(including senior citizens who 'lived' some of the early history) a physical connection to the
processes that formed and 'grew' the community they live in. Visitors to the area will gain insight into what it took to open and settle the frontier of northern Minnesota and an appreciation for the forces and events that helped to establish the faster, and considerably safer and more comfortable transportation systems of today.  The local area should obtain economic benefit from the Depot as a tourist attraction and catalyst for similar historical renovation and development. The Depot is on the renowned Paul Bunyan Trail and is situated at the end of the new, Federally designated, Paul Bunyan Scenic Byway, making it a tourist destination that will draw visitors to the 'end of the loop'.

Photo taken June 5th (evening of the fire engine display structure dedication)

The reasons to restore and preserve the Historic Pine River Depot are numerous. First and foremost is that it has been, and can continue to be, a highly visible, recognizable and historic Pine River landmark. The original depot building was built in 1895, with various additions and alterations thereafter until about 1913. Since 1913 it has remained essentially unchanged--except for the removal of the canopy over the open-air waiting area that extended off the south end of the building.
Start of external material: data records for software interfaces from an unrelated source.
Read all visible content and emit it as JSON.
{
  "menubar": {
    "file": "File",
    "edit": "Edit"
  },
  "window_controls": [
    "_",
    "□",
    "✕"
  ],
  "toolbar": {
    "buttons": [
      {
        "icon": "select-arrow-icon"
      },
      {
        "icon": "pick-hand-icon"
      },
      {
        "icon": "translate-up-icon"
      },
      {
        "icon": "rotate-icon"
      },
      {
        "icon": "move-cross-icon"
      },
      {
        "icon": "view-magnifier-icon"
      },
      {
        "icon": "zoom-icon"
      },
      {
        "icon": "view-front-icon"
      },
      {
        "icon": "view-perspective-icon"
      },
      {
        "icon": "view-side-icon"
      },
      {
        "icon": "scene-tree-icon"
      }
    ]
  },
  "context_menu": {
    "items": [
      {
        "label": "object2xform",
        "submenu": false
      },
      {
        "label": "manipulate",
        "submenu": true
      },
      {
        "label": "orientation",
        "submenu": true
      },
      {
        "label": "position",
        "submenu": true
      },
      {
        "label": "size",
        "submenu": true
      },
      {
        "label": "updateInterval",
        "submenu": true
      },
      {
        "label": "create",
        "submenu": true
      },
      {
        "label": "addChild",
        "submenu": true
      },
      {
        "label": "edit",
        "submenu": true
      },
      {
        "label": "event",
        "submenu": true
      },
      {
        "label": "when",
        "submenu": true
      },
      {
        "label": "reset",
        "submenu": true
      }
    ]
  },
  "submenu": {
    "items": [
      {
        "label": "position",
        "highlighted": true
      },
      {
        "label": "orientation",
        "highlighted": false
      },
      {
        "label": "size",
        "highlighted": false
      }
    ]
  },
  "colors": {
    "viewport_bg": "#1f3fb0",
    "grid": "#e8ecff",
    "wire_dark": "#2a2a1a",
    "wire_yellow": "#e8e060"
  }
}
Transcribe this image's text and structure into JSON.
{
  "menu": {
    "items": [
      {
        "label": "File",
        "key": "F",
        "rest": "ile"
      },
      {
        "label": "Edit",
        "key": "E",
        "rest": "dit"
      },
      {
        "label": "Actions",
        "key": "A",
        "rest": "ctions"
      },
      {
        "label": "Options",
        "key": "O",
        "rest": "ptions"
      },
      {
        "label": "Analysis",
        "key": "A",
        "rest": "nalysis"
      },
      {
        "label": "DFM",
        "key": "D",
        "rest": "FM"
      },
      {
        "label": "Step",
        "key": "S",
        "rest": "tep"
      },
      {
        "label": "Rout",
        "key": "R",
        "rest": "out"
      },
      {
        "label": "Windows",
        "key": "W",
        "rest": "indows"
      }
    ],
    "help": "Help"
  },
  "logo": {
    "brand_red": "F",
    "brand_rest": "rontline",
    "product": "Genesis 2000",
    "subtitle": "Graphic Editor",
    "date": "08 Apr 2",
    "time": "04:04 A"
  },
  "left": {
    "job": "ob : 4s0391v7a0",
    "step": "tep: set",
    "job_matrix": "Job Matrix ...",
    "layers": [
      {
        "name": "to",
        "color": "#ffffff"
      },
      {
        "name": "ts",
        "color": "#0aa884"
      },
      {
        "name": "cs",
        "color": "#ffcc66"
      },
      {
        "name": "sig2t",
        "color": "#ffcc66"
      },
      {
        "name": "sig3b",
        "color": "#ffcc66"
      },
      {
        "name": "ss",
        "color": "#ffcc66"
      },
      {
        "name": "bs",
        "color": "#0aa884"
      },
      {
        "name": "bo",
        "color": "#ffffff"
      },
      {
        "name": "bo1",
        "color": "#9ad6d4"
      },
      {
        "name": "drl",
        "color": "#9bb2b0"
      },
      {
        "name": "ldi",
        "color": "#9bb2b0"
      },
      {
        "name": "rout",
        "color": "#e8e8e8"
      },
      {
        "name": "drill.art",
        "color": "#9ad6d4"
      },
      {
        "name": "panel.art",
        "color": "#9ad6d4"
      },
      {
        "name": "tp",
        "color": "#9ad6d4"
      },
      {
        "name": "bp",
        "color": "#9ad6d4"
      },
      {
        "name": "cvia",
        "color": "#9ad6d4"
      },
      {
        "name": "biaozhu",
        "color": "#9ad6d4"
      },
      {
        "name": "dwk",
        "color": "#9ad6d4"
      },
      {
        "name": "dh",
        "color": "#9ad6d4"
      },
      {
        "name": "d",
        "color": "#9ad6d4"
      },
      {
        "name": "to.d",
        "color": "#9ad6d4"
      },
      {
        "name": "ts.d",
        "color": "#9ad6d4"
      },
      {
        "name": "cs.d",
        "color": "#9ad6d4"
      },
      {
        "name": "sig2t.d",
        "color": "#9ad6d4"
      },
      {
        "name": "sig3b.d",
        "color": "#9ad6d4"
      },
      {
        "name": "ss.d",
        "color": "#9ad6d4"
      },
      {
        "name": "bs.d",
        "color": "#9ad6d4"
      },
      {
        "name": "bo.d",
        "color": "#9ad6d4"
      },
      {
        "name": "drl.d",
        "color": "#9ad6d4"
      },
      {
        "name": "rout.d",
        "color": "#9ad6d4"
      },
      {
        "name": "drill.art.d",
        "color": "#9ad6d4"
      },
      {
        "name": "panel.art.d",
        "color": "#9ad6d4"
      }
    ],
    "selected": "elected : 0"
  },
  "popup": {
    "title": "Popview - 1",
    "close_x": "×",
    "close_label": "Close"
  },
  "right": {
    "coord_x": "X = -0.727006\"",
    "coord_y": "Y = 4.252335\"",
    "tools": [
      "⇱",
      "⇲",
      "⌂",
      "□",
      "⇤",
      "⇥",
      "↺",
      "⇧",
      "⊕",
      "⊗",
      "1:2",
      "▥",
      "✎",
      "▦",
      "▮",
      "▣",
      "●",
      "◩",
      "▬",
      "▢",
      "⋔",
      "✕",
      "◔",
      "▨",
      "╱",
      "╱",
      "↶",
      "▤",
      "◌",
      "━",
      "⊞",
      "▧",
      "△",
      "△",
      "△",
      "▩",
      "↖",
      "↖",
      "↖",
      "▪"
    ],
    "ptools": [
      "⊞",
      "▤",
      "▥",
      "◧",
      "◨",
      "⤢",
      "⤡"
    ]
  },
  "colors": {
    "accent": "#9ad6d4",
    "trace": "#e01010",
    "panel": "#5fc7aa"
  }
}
A recently completed, $362,000 dollar restoration project has completely restored the depot to it's 1913 appearance, including the reconstruction of the canopy. This restoration project has preserved an historic 115-year-old building, and helped preserve a significant piece of local history. The railroad, when built in 1894, opened much of north central Minnesota to logging, provided access to and settlement of the area, and accounted for the development of many area communities such as Nisswa, Pequot Lakes, Jenkins, Pine River, Backus, and Hackensack. Minnesota’s State Historic Preservation Office validated the depot’s historical significance, when it determined in 2001, that the Pine River Depot was eligible for listing on the prestigious National Register of Historic Places. This is the only property in Pine River to ever receive this designation. Restoration of a building with so much historical significance for this area will provide Pine River with a permanent, recognizable landmark and preservation of the depot can become a source of civic pride for Pine River area residents, and when shared with others traveling to, and through, the area it can help stimulate heritage tourism; that is, give people a reason to stop--it will help make Pine River a destination. Further, it can aid with economic development by demonstrating to prospective businesses and residents an example of community pride.


What better building than the historic Pine River Depot to tell the story of the greater Pine River area--the history of the depot, the railway, logging, Pine River's main-street, area resorting and the people that made Pine River what it is today--from Indian trail through current multi-use recreational Paul Bunyan Trail! 


Heritage Group North, Inc. will, in the future, convert the freight room into a display area and interpretive center. The interpretive center will be used to tell the story related to the history of the former railway, the depot and how they related to the history of the greater Pine River area. Collections and storage of local artifacts will begin once the building has adequate environmental controls installed within the building.


The old signal arm was installed last spring, Paul's Large Garage Body & Painting had repainted it.  Thanks for their generous donation.  Take a look at it above the platform right outside the depot agent's bay windows (you can't miss it).